The Ghostbusters on the show lived in a headquarters called Ghost Command, where they would receive missions from a television called Skelevision. When going into action they would enter the Skelevator which would send them through an absurd, Rube Goldberg-esque system that would change their casual dress to safari outfits and then deposit them into their transport, the Ghost Buggy. The running gag in this sequence is that the team's leader, Jake Kong, Jr., has no difficulty going through the system, while the show's overweight comedy relief, Eddie Spencer, Jr., bounces around awkwardly. This "transformation sequence" was a fixture of the show, and was accompanied by the show's main theme. You can see it yourself here.

The Sonichu Connection

Whoops!

While the average 20-something would have struggled to remember the names of the characters in The Real Ghostbusters, Christian casually worked references to its forgotten namesake into an all-ages comic book. In Sonichu #7, Chris was inspired to drop in a Family Guy-esque non-sequitur TV reference with Ghostbusters as the vehicle.

 
 
Hmm... I feel as silly as the time that I temporary [sic] gained weight, became stupid, and went to watch television at ghost command.
 

 

Cartoon CWC[3]

Fat, stupid Cartoon CWC (played by actor and Peter Griffin-analogue Sammy) was hanging out at Ghost Command, until he mistook the Skelevator for a restroom and entered the transformation sequence with hilarious results.
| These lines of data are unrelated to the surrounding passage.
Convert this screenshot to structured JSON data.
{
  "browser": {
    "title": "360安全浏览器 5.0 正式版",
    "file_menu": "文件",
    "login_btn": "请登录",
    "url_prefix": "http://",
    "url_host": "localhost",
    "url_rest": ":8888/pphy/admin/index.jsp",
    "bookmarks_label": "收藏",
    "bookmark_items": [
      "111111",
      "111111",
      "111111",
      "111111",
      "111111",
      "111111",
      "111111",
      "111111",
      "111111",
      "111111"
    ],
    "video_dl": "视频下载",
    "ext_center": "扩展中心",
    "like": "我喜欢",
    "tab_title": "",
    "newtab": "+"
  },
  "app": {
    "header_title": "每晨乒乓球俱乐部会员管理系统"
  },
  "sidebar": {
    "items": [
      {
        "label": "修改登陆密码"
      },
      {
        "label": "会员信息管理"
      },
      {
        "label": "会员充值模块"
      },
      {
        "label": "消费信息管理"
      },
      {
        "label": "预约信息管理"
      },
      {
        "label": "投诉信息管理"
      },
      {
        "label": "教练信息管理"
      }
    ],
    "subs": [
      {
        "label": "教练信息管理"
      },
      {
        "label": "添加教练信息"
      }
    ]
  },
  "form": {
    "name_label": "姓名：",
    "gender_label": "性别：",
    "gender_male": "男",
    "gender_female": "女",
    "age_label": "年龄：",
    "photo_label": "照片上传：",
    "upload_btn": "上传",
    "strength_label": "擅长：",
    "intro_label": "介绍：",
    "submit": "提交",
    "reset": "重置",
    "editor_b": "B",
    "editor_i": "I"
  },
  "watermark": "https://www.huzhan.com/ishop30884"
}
That is, he repeats the Eddie Spencer gag sequence almost exactly, including his final impact in the Ghost Buggy, which moans, "Ohhh...my axels!"

References

  1. Sonichu 7 Official Videobook
  2. Common Questions
  3. Sonichu 7

External links

See also